Fruit flies are no griffins, but they are more beautiful and varied than one might think. Biologists detail them in a field guide for the Midwest and Northeast.
Thomas Werner, an assistant professor of biology at Michigan Technological University, has been collaborating on the project for nearly five years with John Jaenike, a professor of biology at the University of Rochester.
"Many people think the only fruit fly species that exists comes in with the bananas," Werner says. That would be the famous Drosophila melanogaster, the long-toiling workhorse of genetics. But there is actually a great diversity of species closely related to "the fly," and they vary greatly in appearance, ecology and behavior.
A lifelong butterfly collector, Werner began studying fruit fly genetics in graduate school. Until he met Jaenike, he says he only saw fruit flies for the research value. But then during a work trip connected to a mentorship program, Jaenike showed Werner how to catch and identify fruit flies out in the woods; Jaenike could identify the tiny creatures just by sight—no magnification—and Werner says he was instantly hooked. He went back to his hotel room that evening to make a rough draft of the first regional fruit fly field guide produced in 96 years.

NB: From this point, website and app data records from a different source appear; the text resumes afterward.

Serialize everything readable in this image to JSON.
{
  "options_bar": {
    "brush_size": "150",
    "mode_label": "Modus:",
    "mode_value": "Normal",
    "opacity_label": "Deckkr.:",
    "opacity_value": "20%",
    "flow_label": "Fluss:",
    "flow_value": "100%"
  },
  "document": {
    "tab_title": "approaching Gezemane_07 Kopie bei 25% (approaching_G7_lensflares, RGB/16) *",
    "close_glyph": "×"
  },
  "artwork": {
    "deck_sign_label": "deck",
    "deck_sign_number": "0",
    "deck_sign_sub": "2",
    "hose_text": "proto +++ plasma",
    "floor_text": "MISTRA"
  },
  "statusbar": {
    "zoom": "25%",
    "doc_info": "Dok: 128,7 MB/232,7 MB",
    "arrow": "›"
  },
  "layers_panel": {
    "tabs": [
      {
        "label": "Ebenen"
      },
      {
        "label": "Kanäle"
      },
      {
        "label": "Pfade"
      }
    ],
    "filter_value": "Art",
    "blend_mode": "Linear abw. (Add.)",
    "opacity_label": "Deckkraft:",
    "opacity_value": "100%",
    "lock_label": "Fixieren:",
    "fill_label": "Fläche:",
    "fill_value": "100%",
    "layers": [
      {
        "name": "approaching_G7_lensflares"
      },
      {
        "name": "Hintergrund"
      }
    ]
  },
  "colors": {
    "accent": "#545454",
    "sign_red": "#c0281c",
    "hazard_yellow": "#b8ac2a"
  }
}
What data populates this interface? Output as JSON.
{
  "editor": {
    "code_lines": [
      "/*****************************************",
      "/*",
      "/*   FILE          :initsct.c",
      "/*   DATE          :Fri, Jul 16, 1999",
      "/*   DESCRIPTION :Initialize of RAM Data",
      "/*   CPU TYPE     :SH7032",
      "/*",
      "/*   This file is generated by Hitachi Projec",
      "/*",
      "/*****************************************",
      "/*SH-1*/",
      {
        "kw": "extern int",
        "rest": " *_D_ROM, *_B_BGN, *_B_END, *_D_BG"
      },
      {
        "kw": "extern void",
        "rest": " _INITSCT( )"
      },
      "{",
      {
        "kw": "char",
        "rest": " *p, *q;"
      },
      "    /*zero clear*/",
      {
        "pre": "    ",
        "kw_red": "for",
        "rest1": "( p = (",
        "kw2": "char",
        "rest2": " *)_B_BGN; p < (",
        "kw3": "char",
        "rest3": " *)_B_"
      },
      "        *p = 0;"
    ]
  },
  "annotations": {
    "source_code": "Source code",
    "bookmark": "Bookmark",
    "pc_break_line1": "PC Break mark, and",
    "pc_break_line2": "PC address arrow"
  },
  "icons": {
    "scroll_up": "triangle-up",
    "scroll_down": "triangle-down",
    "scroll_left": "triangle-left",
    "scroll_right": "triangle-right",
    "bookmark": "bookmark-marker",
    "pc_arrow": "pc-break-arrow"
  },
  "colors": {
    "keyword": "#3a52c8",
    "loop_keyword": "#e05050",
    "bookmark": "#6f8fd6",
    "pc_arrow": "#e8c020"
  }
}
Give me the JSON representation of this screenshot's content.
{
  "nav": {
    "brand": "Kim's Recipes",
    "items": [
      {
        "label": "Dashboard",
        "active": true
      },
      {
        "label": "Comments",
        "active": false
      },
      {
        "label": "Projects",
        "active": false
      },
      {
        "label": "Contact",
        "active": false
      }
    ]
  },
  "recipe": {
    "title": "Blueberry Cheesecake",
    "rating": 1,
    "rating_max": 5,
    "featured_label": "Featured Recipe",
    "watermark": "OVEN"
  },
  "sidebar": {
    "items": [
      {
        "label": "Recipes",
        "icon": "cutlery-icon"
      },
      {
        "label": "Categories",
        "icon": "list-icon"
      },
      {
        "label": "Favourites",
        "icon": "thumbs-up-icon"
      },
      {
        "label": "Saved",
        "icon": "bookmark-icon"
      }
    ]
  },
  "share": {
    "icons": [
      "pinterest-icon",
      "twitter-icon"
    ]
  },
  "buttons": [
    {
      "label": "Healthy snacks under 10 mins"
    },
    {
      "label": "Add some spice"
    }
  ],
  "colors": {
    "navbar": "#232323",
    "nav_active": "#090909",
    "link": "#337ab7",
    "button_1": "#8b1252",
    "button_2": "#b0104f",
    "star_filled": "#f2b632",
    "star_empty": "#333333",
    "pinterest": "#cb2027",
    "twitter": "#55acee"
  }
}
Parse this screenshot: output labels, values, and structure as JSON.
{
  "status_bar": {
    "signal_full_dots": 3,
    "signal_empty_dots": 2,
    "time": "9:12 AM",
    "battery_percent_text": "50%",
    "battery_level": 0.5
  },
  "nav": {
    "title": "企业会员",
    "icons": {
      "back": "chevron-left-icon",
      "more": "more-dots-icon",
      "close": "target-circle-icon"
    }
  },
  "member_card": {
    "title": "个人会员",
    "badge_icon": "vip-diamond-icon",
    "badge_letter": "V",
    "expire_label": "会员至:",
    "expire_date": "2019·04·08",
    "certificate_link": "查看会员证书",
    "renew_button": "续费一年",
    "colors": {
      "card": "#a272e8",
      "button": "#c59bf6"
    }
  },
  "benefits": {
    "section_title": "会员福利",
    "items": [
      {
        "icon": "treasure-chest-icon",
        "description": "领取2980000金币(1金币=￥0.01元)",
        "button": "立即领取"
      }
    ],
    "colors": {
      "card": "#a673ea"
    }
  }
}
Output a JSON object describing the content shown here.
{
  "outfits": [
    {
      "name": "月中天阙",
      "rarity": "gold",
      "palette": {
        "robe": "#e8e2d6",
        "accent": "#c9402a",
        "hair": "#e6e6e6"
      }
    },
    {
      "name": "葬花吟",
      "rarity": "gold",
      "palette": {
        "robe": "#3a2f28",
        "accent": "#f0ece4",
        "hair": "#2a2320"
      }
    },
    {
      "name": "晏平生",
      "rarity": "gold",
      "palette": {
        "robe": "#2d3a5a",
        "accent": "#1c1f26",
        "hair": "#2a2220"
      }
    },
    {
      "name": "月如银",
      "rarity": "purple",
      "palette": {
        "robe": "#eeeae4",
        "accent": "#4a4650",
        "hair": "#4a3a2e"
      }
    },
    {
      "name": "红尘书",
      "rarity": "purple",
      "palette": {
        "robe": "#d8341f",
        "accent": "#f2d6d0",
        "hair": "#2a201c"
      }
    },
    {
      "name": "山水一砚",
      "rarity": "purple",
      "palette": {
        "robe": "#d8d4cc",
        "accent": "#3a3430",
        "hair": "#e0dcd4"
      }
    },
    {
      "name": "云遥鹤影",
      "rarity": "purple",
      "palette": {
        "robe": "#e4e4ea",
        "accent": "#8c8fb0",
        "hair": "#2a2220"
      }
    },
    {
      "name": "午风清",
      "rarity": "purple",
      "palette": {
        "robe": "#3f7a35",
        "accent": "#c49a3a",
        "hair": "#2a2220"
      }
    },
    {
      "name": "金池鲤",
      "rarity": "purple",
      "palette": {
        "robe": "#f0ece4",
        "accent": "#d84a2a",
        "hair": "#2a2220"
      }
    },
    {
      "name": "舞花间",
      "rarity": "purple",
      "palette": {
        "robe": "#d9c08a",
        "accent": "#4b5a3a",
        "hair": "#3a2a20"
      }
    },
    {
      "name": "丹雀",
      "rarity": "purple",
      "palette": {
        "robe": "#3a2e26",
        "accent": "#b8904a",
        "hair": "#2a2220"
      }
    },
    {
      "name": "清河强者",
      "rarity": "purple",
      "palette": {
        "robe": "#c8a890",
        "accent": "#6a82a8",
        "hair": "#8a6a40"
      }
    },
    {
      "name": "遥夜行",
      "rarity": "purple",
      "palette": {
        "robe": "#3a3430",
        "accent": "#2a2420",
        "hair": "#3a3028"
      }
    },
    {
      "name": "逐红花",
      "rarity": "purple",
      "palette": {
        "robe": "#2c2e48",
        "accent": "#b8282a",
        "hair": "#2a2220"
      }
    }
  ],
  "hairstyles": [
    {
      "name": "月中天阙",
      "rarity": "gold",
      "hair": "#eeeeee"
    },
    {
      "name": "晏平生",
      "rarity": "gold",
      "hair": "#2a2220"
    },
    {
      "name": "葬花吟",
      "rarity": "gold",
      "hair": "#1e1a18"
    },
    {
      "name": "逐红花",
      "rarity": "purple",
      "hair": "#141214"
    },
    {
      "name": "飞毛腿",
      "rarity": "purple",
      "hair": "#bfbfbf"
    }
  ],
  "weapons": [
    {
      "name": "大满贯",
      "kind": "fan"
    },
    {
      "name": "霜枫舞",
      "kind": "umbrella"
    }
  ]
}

Their completed book Drosophilids of the Midwest and Northeast is available online and covers 55 species of fruit flies (technically, species of the family Drosophilidae), with detailed images and descriptions. Although the subject is small to behold, the book reads more like a birding guide and opens up a whole new world people might ignore on walks through the woods.
Jaenike guided the description writing process, including a "traffic light" box with three key identifiers for each specimen along with detailed biosketches. Each entry covers everything from taxonomy to breeding sites to parasites to behavior to ecology. Jaenike and Werner also included an introduction in the beginning with recipes and suggestions for making fruit fly traps to attract specific species.
The last fruit fly guide for the region was written in 1921 by A.H. Sturtevant, who, as an undergraduate, developed a breakthrough technique called genetic mapping. Since Sturtevante's day, several introduced species came to North America, and the importance of Drosophila fruit fly species as model organisms in science increased. Another group of researchers recognized the need for an updated fruit fly guide as well. Jaenike, Werner and the authors collaborated to reduce redundancies between the guides; the biggest difference is the photography and the biosketches.
Each image in one of Werner's close-ups is the compilation of 50 to 80 photos taken under a microscope. They take two hours to complete on average.
Werner jokes that the fine-tuned work is for the dark days of winter. For years, he has stayed late after work in the snowy months to carefully clean, refocus and enhance the fruit fly images in order to bring out features like key wing spots, body color patterns and size differences between males and females.
The key is that by using fresh fruit flies, the images are more like what collectors would see in the wild or under the microscope when they bring the flies back to the lab. Jaenike and Werner made a point of showing the typical range of phenotypic variation as well, not simply a single "type" specimen.
Fruit Fly Functions
Werner has published several papers—including one in Nature—about the connection between fruit fly phenotypes like wing spots and human cancer-causing genes.
"The last common ancestor of man and fruit flies lived about 600 million years ago," says Werner. "All the genes needed to build a body were already present in that ancestor, and today we still share virtually all of our body-building genes with fruit flies. This is why we are able to study human diseases like cancer in fruit flies."
Werner has also studied how some fruit flies build up tolerance to a mushroom toxin, α-amanitin. The genetic mechanisms behind this adaptation link to an important metabolic pathway and the lab's research could open up new possibilities for studying cancer, obesity, type 2 diabetes, depression and neurodegenerative diseases.
To Werner, fruit flies embody both form and function. Instead of seeing them as tiny winged pests, he hopes others can see the beauty of fruit flies and appreciate the first regional field guide dedicated to them in nearly 100 years.